[Start of section]

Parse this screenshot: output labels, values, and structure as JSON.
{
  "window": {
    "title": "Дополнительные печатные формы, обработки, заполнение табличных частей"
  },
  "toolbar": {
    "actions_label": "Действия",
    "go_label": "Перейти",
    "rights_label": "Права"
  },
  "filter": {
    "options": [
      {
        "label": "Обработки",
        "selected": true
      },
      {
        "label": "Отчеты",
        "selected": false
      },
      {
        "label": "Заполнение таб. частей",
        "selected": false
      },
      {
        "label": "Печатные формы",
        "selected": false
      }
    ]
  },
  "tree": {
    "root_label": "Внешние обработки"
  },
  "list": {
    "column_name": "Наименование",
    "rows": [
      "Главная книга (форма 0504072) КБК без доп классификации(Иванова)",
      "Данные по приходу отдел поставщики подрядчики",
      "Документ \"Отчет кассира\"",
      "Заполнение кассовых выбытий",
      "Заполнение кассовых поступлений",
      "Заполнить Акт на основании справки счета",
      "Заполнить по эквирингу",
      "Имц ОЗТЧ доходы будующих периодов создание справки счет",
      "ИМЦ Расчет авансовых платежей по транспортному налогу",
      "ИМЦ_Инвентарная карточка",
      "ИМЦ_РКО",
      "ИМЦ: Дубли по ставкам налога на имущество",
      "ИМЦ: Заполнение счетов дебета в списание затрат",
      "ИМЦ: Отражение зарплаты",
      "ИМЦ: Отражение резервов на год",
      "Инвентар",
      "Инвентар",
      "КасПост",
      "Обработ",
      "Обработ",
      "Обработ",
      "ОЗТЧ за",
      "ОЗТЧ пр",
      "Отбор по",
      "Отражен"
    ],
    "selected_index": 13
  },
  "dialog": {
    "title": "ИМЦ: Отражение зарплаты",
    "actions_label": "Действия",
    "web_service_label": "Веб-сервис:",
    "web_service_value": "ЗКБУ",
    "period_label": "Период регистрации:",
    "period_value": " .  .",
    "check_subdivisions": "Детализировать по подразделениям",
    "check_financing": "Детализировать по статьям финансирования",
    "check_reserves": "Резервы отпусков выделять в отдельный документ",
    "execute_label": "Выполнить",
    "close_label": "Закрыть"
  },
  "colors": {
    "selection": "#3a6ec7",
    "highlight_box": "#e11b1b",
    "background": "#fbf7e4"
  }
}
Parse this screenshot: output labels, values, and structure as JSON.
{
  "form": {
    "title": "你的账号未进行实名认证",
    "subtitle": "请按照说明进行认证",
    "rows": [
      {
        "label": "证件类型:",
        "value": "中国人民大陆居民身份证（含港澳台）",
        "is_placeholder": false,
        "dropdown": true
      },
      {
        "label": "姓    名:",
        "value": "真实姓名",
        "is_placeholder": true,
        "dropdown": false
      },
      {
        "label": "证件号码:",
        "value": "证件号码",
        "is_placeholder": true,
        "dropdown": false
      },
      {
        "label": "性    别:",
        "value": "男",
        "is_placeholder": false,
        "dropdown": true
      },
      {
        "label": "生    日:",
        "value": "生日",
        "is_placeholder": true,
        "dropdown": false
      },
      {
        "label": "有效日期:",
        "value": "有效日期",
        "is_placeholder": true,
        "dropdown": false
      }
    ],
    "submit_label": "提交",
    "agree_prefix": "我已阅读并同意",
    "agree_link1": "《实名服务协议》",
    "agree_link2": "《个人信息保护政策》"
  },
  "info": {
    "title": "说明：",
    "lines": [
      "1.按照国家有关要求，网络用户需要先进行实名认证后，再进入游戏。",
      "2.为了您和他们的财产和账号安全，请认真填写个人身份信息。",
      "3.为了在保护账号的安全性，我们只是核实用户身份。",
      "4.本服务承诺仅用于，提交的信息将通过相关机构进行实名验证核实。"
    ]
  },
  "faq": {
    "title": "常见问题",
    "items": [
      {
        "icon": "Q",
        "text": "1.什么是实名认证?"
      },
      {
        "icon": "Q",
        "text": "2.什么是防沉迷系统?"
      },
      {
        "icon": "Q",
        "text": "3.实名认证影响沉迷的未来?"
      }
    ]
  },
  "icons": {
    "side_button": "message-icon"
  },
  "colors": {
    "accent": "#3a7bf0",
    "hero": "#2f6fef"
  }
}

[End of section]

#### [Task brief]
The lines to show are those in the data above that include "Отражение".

#### [Result]
      "ИМЦ: Отражение зарплаты",
      "ИМЦ: Отражение резервов на год",
    "title": "ИМЦ: Отражение зарплаты",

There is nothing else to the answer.